I come from a thin family; tall and thin. People would say I’m lucky, and I am, but it took me until my mid 20’s to believe it. Before that, if I could have changed anything about my physical appearance, I probably would have chosen to be fatter.
The world seems to assume that if a woman is thin, she has chosen it. While remarking on most women’s weight is a social taboo, thin women seem to be fair game.
What goes unnoticed is the emotional-verbal baggage that girls like myself have accrued.
I have never had an eating disorder, nor desired to be thin, but growing up, I received a multitude of personal barbs:
‘There’s nothing to you.’
‘You’re so scrawny.’
‘You’re a stick.’
‘I’d hate to be as thin as you.’
‘You’re so skinny it’s disgusting.’
‘You’re gonna fade away.’
‘Do you even eat?’
Approaching adulthood as a size 6-8 (US 2-4), I felt abnormal and unattractive to men.
While I have overcome many of these insecurities, it doesn’t mean that people’s comments have stopped.
Just last week, my sister had a client stop her at work and say, ‘Wow, you’re so thin! I bet your husband wishes you’d put on weight so you were more cuddly!’
Thin girls are people too.
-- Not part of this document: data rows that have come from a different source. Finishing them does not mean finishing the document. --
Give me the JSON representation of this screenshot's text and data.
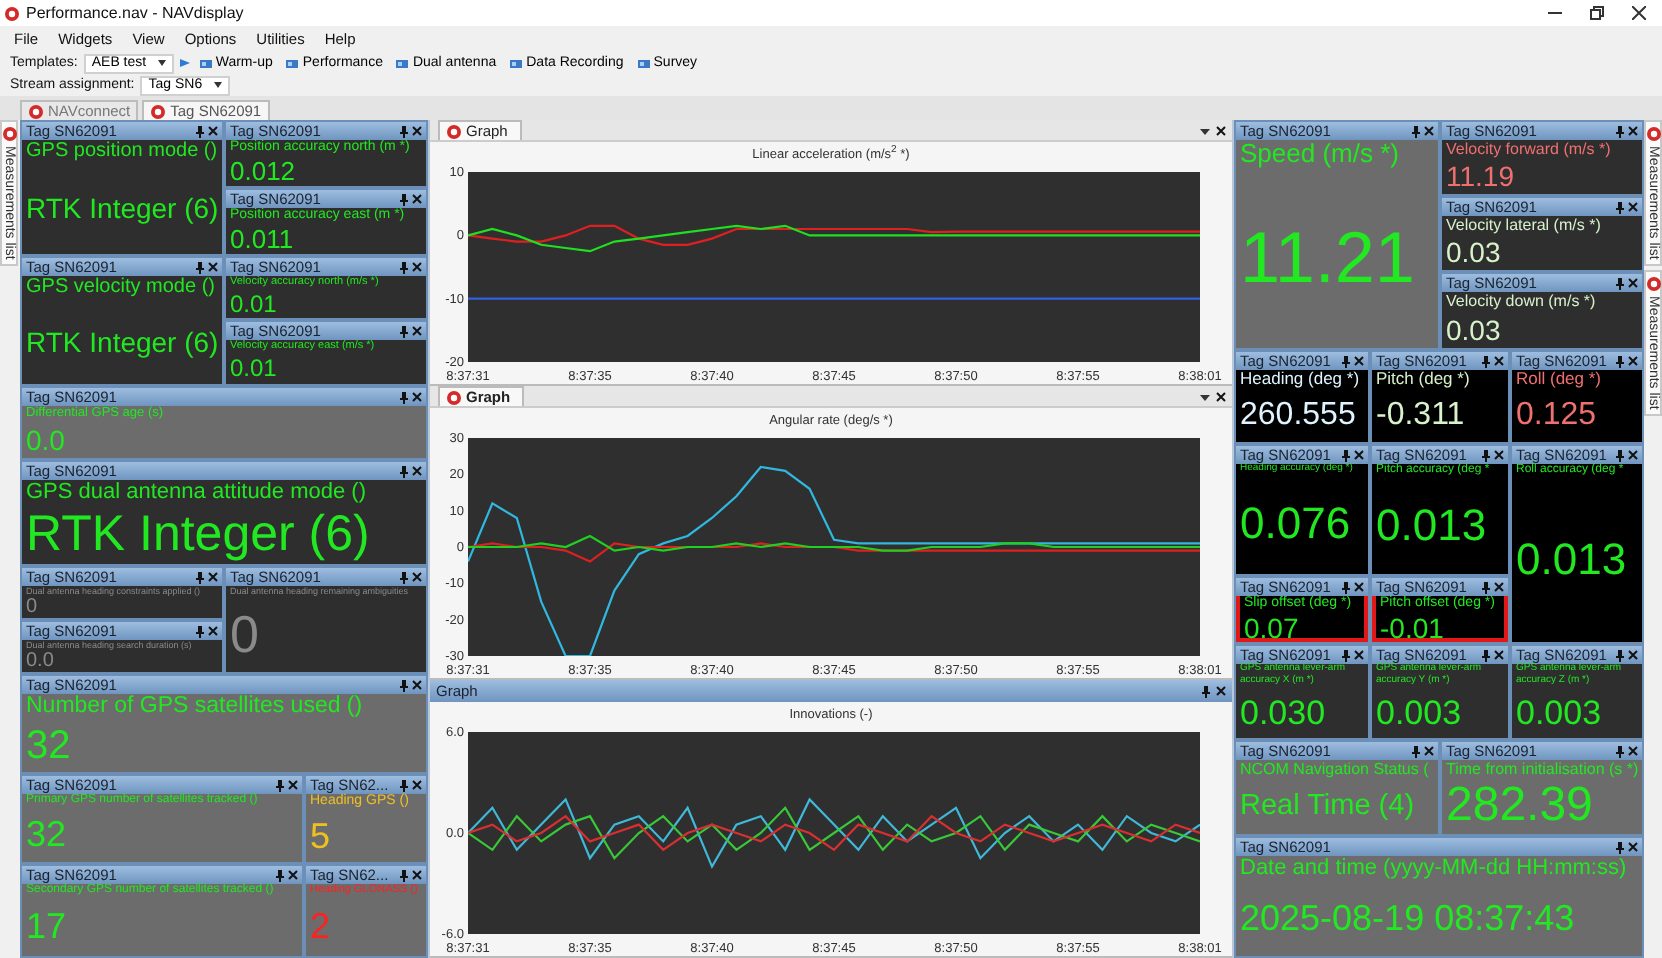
{
  "window": {
    "title": "Performance.nav - NAVdisplay"
  },
  "menu": [
    "File",
    "Widgets",
    "View",
    "Options",
    "Utilities",
    "Help"
  ],
  "toolbar": {
    "templates_label": "Templates:",
    "template": "AEB test",
    "buttons": [
      "Warm-up",
      "Performance",
      "Dual antenna",
      "Data Recording",
      "Survey"
    ],
    "stream_label": "Stream assignment:",
    "stream": "Tag SN6"
  },
  "doc_tabs": [
    {
      "label": "NAVconnect",
      "selected": false
    },
    {
      "label": "Tag SN62091",
      "selected": true
    }
  ],
  "side_tabs": {
    "left": [
      "Measurements list"
    ],
    "right": [
      "Measurements list",
      "Measurements list"
    ]
  },
  "left_widgets": [
    {
      "tag": "Tag SN62091",
      "label": "GPS position mode ()",
      "value": "RTK Integer (6)",
      "color": "#22e822",
      "kind": "dark",
      "highlighted": false
    },
    {
      "tag": "Tag SN62091",
      "label": "Position accuracy north (m *)",
      "value": "0.012",
      "color": "#22e822",
      "kind": "dark",
      "highlighted": false
    },
    {
      "tag": "Tag SN62091",
      "label": "Position accuracy east (m *)",
      "value": "0.011",
      "color": "#22e822",
      "kind": "dark",
      "highlighted": false
    },
    {
      "tag": "Tag SN62091",
      "label": "GPS velocity mode ()",
      "value": "RTK Integer (6)",
      "color": "#22e822",
      "kind": "dark",
      "highlighted": false
    },
    {
      "tag": "Tag SN62091",
      "label": "Velocity accuracy north (m/s *)",
      "value": "0.01",
      "color": "#22e822",
      "kind": "dark",
      "highlighted": false
    },
    {
      "tag": "Tag SN62091",
      "label": "Velocity accuracy east (m/s *)",
      "value": "0.01",
      "color": "#22e822",
      "kind": "dark",
      "highlighted": false
    },
    {
      "tag": "Tag SN62091",
      "label": "Differential GPS age (s)",
      "value": "0.0",
      "color": "#22e822",
      "kind": "gray",
      "highlighted": false
    },
    {
      "tag": "Tag SN62091",
      "label": "GPS dual antenna attitude mode ()",
      "value": "RTK Integer (6)",
      "color": "#22e822",
      "kind": "dark",
      "highlighted": false
    },
    {
      "tag": "Tag SN62091",
      "label": "Dual antenna heading constraints applied ()",
      "value": "0",
      "color": "#8a8a8a",
      "kind": "dark",
      "highlighted": false
    },
    {
      "tag": "Tag SN62091",
      "label": "Dual antenna heading remaining ambiguities",
      "value": "0",
      "color": "#8a8a8a",
      "kind": "dark",
      "highlighted": false
    },
    {
      "tag": "Tag SN62091",
      "label": "Dual antenna heading search duration (s)",
      "value": "0.0",
      "color": "#8a8a8a",
      "kind": "dark",
      "highlighted": false
    },
    {
      "tag": "Tag SN62091",
      "label": "Number of GPS satellites used ()",
      "value": "32",
      "color": "#22e822",
      "kind": "gray",
      "highlighted": false
    },
    {
      "tag": "Tag SN62091",
      "label": "Primary GPS number of satellites tracked ()",
      "value": "32",
      "color": "#22e822",
      "kind": "gray",
      "highlighted": false
    },
    {
      "tag": "Tag SN62...",
      "label": "Heading GPS ()",
      "value": "5",
      "color": "#f0c020",
      "kind": "gray",
      "highlighted": false
    },
    {
      "tag": "Tag SN62091",
      "label": "Secondary GPS number of satellites tracked ()",
      "value": "17",
      "color": "#22e822",
      "kind": "gray",
      "highlighted": false
    },
    {
      "tag": "Tag SN62...",
      "label": "Heading GLONASS ()",
      "value": "2",
      "color": "#ff2020",
      "kind": "gray",
      "highlighted": false
    }
  ],
  "graphs": [
    {
      "kind": "tabbed",
      "tab": "Graph",
      "selected": false,
      "chart_data": {
        "type": "line",
        "title": "Linear acceleration (m/s$^{2}$ *)",
        "categories": [
          "8:37:31",
          null,
          null,
          null,
          null,
          "8:37:35",
          null,
          null,
          null,
          null,
          "8:37:40",
          null,
          null,
          null,
          null,
          "8:37:45",
          null,
          null,
          null,
          null,
          "8:37:50",
          null,
          null,
          null,
          null,
          "8:37:55",
          null,
          null,
          null,
          null,
          "8:38:01"
        ],
        "ylim": [
          -20,
          10
        ],
        "yticks": [
          -20,
          -10,
          0,
          10
        ],
        "series": [
          {
            "color": "#e02020",
            "values": [
              0,
              -0.5,
              -1,
              -1,
              0,
              1.5,
              1.5,
              -0.5,
              -1.5,
              -1.5,
              -0.5,
              1,
              1,
              1,
              1,
              1,
              1,
              1,
              1,
              0.5,
              0.6,
              0.6,
              0.6,
              0.6,
              0.6,
              0.6,
              0.6,
              0.6,
              0.6,
              0.6,
              0.6
            ]
          },
          {
            "color": "#20e020",
            "values": [
              0,
              1,
              0,
              -1.5,
              -2,
              -2.5,
              -1,
              -0.5,
              0,
              0.5,
              1,
              1.5,
              1,
              1.5,
              0,
              0,
              0,
              0,
              0,
              0,
              0,
              0,
              0,
              0,
              0,
              0,
              0,
              0,
              0,
              0,
              0
            ]
          },
          {
            "color": "#3060e0",
            "values": [
              -10,
              -10,
              -10,
              -10,
              -10,
              -10,
              -10,
              -10,
              -10,
              -10,
              -10,
              -10,
              -10,
              -10,
              -10,
              -10,
              -10,
              -10,
              -10,
              -10,
              -10,
              -10,
              -10,
              -10,
              -10,
              -10,
              -10,
              -10,
              -10,
              -10,
              -10
            ]
          }
        ]
      }
    },
    {
      "kind": "tabbed",
      "tab": "Graph",
      "selected": true,
      "chart_data": {
        "type": "line",
        "title": "Angular rate (deg/s *)",
        "categories": [
          "8:37:31",
          null,
          null,
          null,
          null,
          "8:37:35",
          null,
          null,
          null,
          null,
          "8:37:40",
          null,
          null,
          null,
          null,
          "8:37:45",
          null,
          null,
          null,
          null,
          "8:37:50",
          null,
          null,
          null,
          null,
          "8:37:55",
          null,
          null,
          null,
          null,
          "8:38:01"
        ],
        "ylim": [
          -30,
          30
        ],
        "yticks": [
          -30,
          -20,
          -10,
          0,
          10,
          20,
          30
        ],
        "series": [
          {
            "color": "#30b8e0",
            "values": [
              -4,
              12,
              8,
              -15,
              -30,
              -30,
              -12,
              -2,
              1,
              3,
              8,
              14,
              22,
              21,
              16,
              2,
              1,
              1,
              1,
              1,
              1,
              1,
              1,
              1,
              1,
              1,
              1,
              1,
              1,
              1,
              1
            ]
          },
          {
            "color": "#e02020",
            "values": [
              0,
              1,
              0,
              0,
              -1,
              -4,
              1,
              0,
              0,
              0,
              0,
              0,
              1,
              0,
              0,
              0,
              -1,
              -1,
              -1,
              -1,
              -1,
              -1,
              -1,
              -1,
              -1,
              -1,
              -1,
              -1,
              -1,
              -1,
              -1
            ]
          },
          {
            "color": "#20d020",
            "values": [
              0,
              0,
              0,
              1,
              0,
              3,
              -1,
              0,
              -1,
              0,
              0,
              1,
              0,
              1,
              0,
              0,
              0,
              -1,
              -1,
              0,
              0,
              0,
              1,
              1,
              0,
              0,
              0,
              0,
              0,
              0,
              0
            ]
          }
        ]
      }
    },
    {
      "kind": "bar",
      "tab": "Graph",
      "chart_data": {
        "type": "line",
        "title": "Innovations (-)",
        "categories": [
          "8:37:31",
          null,
          null,
          null,
          null,
          "8:37:35",
          null,
          null,
          null,
          null,
          "8:37:40",
          null,
          null,
          null,
          null,
          "8:37:45",
          null,
          null,
          null,
          null,
          "8:37:50",
          null,
          null,
          null,
          null,
          "8:37:55",
          null,
          null,
          null,
          null,
          "8:38:01"
        ],
        "ylim": [
          -6,
          6
        ],
        "yticks": [
          {
            "value": -6,
            "label": "-6.0"
          },
          {
            "value": 0,
            "label": "0.0"
          },
          {
            "value": 6,
            "label": "6.0"
          }
        ],
        "series": [
          {
            "color": "#40b8d8",
            "values": [
              0,
              1.5,
              -1,
              0.5,
              2,
              -1.5,
              0.5,
              1,
              -0.5,
              1.5,
              -2,
              0.5,
              1,
              -1,
              2,
              0.5,
              -1,
              1,
              -0.5,
              0.5,
              1.5,
              -1.5,
              0,
              1,
              -0.5,
              0.5,
              -1,
              1,
              0,
              -0.5,
              0.5
            ]
          },
          {
            "color": "#38c838",
            "values": [
              0,
              -1,
              1,
              -0.5,
              0.5,
              1,
              -1.5,
              0,
              1,
              -0.5,
              0.5,
              -1,
              0,
              1.5,
              -1,
              0,
              1,
              -1,
              0.5,
              -0.5,
              0,
              1,
              -1,
              0.5,
              0,
              -0.5,
              1,
              -0.5,
              0.5,
              0,
              -0.5
            ]
          },
          {
            "color": "#d83030",
            "values": [
              0,
              0.5,
              -0.5,
              0,
              1,
              -0.5,
              0,
              0.5,
              -1,
              0,
              0.5,
              0,
              -0.5,
              0.5,
              0,
              -1,
              0.5,
              0,
              -0.5,
              1,
              0,
              -0.5,
              0.5,
              0,
              -0.5,
              0,
              0.5,
              0,
              -0.5,
              0.5,
              0
            ]
          }
        ]
      }
    }
  ],
  "right_widgets": [
    {
      "tag": "Tag SN62091",
      "label": "Speed (m/s *)",
      "value": "11.21",
      "color": "#22e822",
      "kind": "gray",
      "highlighted": false
    },
    {
      "tag": "Tag SN62091",
      "label": "Velocity forward (m/s *)",
      "value": "11.19",
      "color": "#f07070",
      "kind": "dark",
      "highlighted": false
    },
    {
      "tag": "Tag SN62091",
      "label": "Velocity lateral (m/s *)",
      "value": "0.03",
      "color": "#d8f2cc",
      "kind": "dark",
      "highlighted": false
    },
    {
      "tag": "Tag SN62091",
      "label": "Velocity down (m/s *)",
      "value": "0.03",
      "color": "#d8f2cc",
      "kind": "dark",
      "highlighted": false
    },
    {
      "tag": "Tag SN62091",
      "label": "Heading (deg *)",
      "value": "260.555",
      "color": "#e0f4ff",
      "kind": "black",
      "highlighted": false
    },
    {
      "tag": "Tag SN62091",
      "label": "Pitch (deg *)",
      "value": "-0.311",
      "color": "#d8f2cc",
      "kind": "black",
      "highlighted": false
    },
    {
      "tag": "Tag SN62091",
      "label": "Roll (deg *)",
      "value": "0.125",
      "color": "#f07070",
      "kind": "black",
      "highlighted": false
    },
    {
      "tag": "Tag SN62091",
      "label": "Heading accuracy (deg *)",
      "value": "0.076",
      "color": "#22e822",
      "kind": "black",
      "highlighted": false
    },
    {
      "tag": "Tag SN62091",
      "label": "Pitch accuracy (deg *",
      "value": "0.013",
      "color": "#22e822",
      "kind": "black",
      "highlighted": false
    },
    {
      "tag": "Tag SN62091",
      "label": "Roll accuracy (deg *",
      "value": "0.013",
      "color": "#22e822",
      "kind": "black",
      "highlighted": false
    },
    {
      "tag": "Tag SN62091",
      "label": "Slip offset (deg *)",
      "value": "0.07",
      "color": "#22e822",
      "kind": "black",
      "highlighted": true
    },
    {
      "tag": "Tag SN62091",
      "label": "Pitch offset (deg *)",
      "value": "-0.01",
      "color": "#22e822",
      "kind": "black",
      "highlighted": true
    },
    {
      "tag": "Tag SN62091",
      "label": "GPS antenna lever-arm accuracy X (m *)",
      "value": "0.030",
      "color": "#22e822",
      "kind": "dark",
      "highlighted": false
    },
    {
      "tag": "Tag SN62091",
      "label": "GPS antenna lever-arm accuracy Y (m *)",
      "value": "0.003",
      "color": "#22e822",
      "kind": "dark",
      "highlighted": false
    },
    {
      "tag": "Tag SN62091",
      "label": "GPS antenna lever-arm accuracy Z (m *)",
      "value": "0.003",
      "color": "#22e822",
      "kind": "dark",
      "highlighted": false
    },
    {
      "tag": "Tag SN62091",
      "label": "NCOM Navigation Status (",
      "value": "Real Time (4)",
      "color": "#22e822",
      "kind": "gray",
      "highlighted": false
    },
    {
      "tag": "Tag SN62091",
      "label": "Time from initialisation (s *)",
      "value": "282.39",
      "color": "#22e822",
      "kind": "gray",
      "highlighted": false
    },
    {
      "tag": "Tag SN62091",
      "label": "Date and time (yyyy-MM-dd HH:mm:ss)",
      "value": "2025-08-19 08:37:43",
      "color": "#22e822",
      "kind": "gray",
      "highlighted": false
    }
  ]
}
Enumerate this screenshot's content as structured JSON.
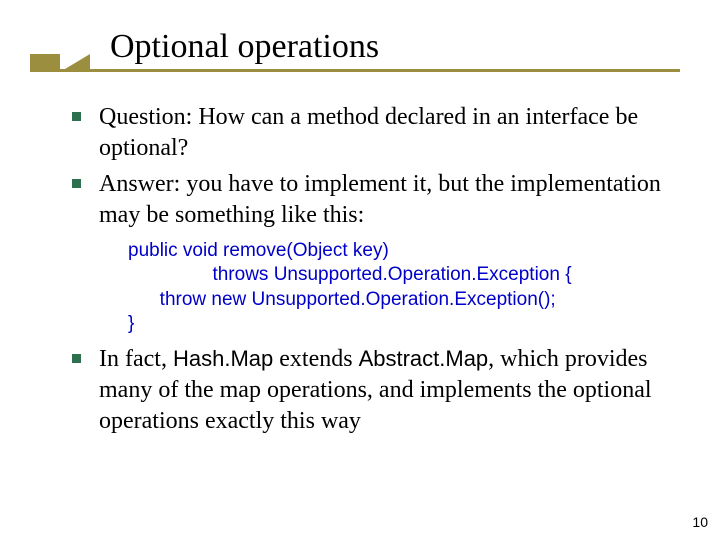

As a rule of thumb: if you wouldn’t say it to an overweight person, don’t say it to an underweight one.